Thommes: We should not underestimate the ambition of some Asian centres, though. We have to continue to do promotional and educational work, try to establish partnerships, explain to them the regulatory developments taking place at European level and support their development to our mutual benefit.

Partsch: With the large market for Ucits funds, there is the question whether we can offer regulation-related services to alternatives. Especially in Asia, there is a lack of regulated alternatives.

Thommes: There is an increasing interest for regulated alternative product. Traditionally, Asian investors have favoured unregulated products. Because of incidents in the recent past, players now consider regulated products also an alternative and thus respond to institutional investors’ demands.

Funds Europe: With nearly four years of hindsight, how do you feel about the 2009 decision by the G20 to put Luxembourg on the tax haven grey list. Did that affect the country’s reputation?

Partsch: The reputation of Luxembourg today is much higher than it used to be when it comes to tax havens.

Voss: Luxembourg was the first country to be removed from the grey list in 2009. The Luxembourg government signed and is continuing to sign tax agreements in conjunction
with the standards set by the Organisation of Economic Co-operation and Development.
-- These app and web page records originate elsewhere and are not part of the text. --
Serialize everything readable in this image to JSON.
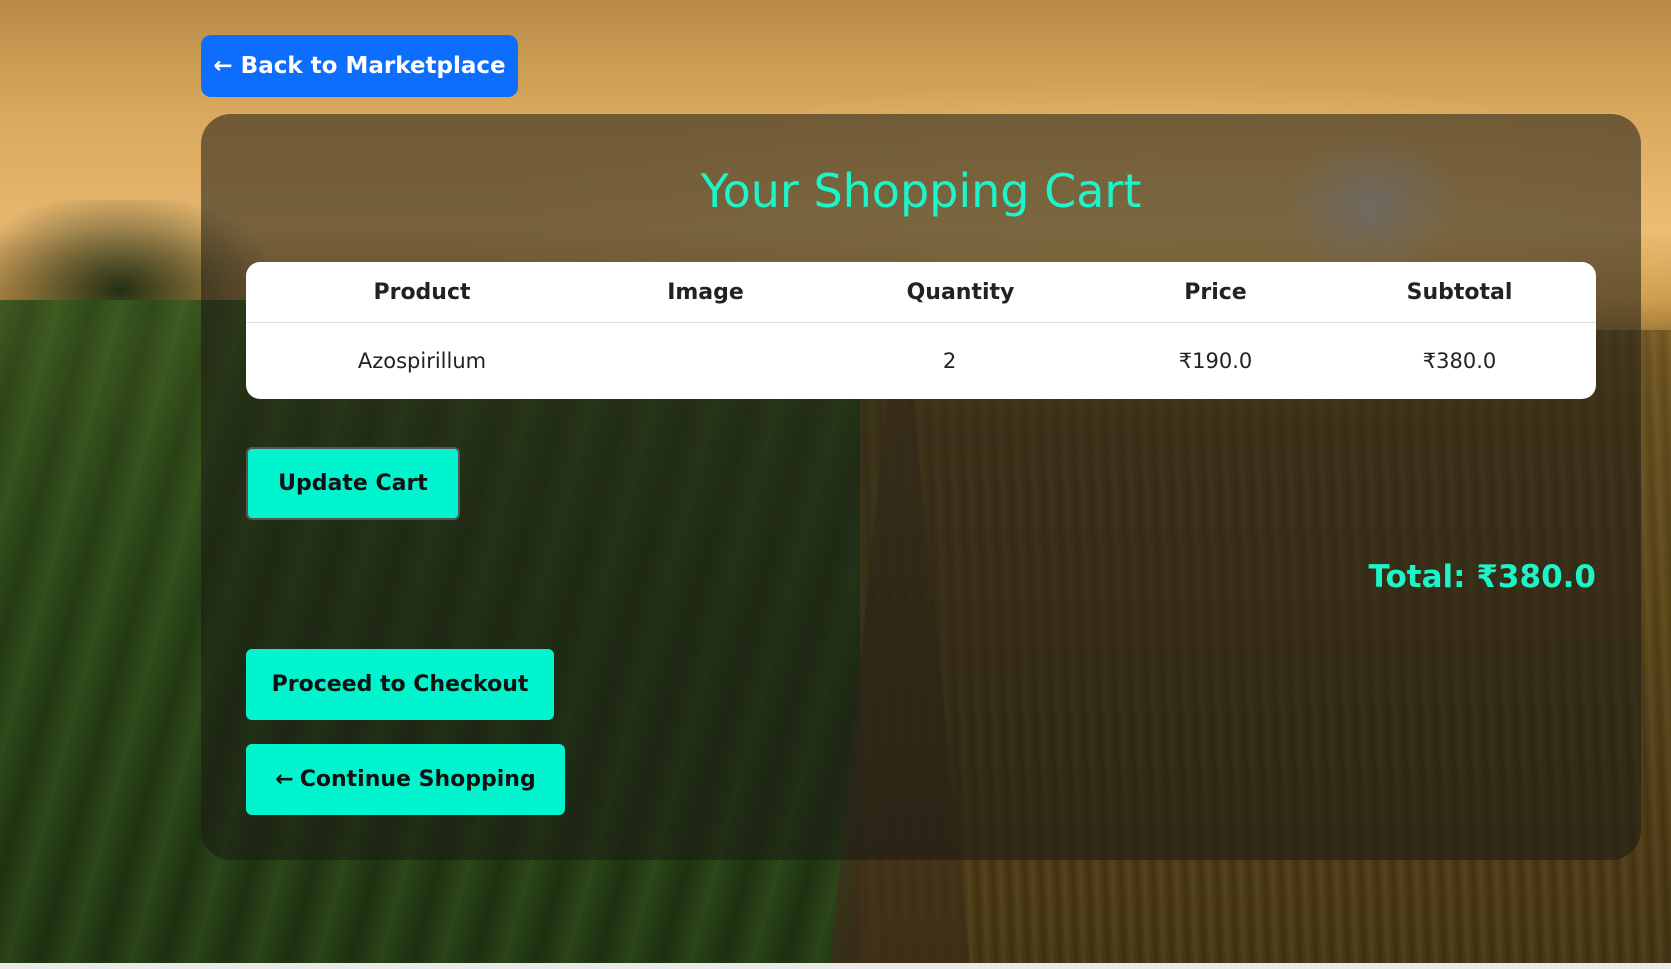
{
  "nav": {
    "back_label": "Back to Marketplace",
    "back_arrow": "←"
  },
  "cart": {
    "title": "Your Shopping Cart",
    "columns": [
      "Product",
      "Image",
      "Quantity",
      "Price",
      "Subtotal"
    ],
    "rows": [
      {
        "product": "Azospirillum",
        "image": "",
        "quantity": "2",
        "price": "₹190.0",
        "subtotal": "₹380.0"
      }
    ],
    "update_label": "Update Cart",
    "total_label": "Total: ₹380.0",
    "checkout_label": "Proceed to Checkout",
    "continue_label": "Continue Shopping",
    "continue_arrow": "←"
  },
  "colors": {
    "accent": "#1cf5c9",
    "button_teal": "#00f5cf",
    "primary_blue": "#0d6efd"
  },
  "icons": {
    "back": "left-arrow-icon",
    "continue": "left-arrow-icon"
  }
}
Thommes: Our reputation has not suffered and we continue to enjoy the trust of institutional actors when they come to select a domicile for their investment vehicles. As a founding member of the EU, we have fully complied with all regulations and directives. It is true the level of tax rates is not as high as in other countries, but that does not mean we are a tax haven.

Funds Europe: What are the key challenges and opportunities for Luxembourg in the next two years?

Thommes: The ambition is  to consolidate and further increase  our positioning in alternative  asset classes and help fund managers to leverage the development of regulated European alternative funds. We also have the ambition to stimulate innovation in the fund industry, notably by putting an emphasis on responsible investing, that is, microfinance, Islamic finance and socially responsible investing. Furthermore, we would like to continue to foster the cross-border distribution of products and obviously to position ourselves as a key partner for the asset management industry.

Wintgens: One of the challenges is to manage a convergence between Ucits and the AIFMD in terms of process, cost, distribution and market approach, even if we know that we have deep capability to do so and that we have the international reputation to fix it. Another is how we manage the increased competition from fund domiciles in Asia and how we will leverage on these markets.

Partsch: What we need is to convince the funds community that Luxembourg is a place for alternatives. Real estate and infrastructure have already taken off in 2004, while private equity started a little later. Today, in the course of the implementation of the AIFMD, many countries want to compete and Luxembourg should confirm today that it can become the place of reference for alternative funds.

Thomas: Luxembourg is considered as the jurisdiction of choice for many fund companies, but it now needs to be seen as having providers who are the strategic partners for asset managers and investment product owners. To this extent, where providers succeed in “wrapping themselves” around key clients and linking their own growth and development to that of their clients by providing additional value-added services and support, the domicile will be seen as even more attractive.

Voss: One of the challenges for Luxembourg is the fact that there is less flexibility out there in terms of regulation and there’s much more harmonisation now at the European level. The European Securities and Markets Authority and other entities have more powers than ever before.  

Thommes: Another concern is the ongoing discussion about a financial transaction tax, which would have negative effects not only on the asset management and fund industry, but foremost on the investors themselves.

©2013 funds europe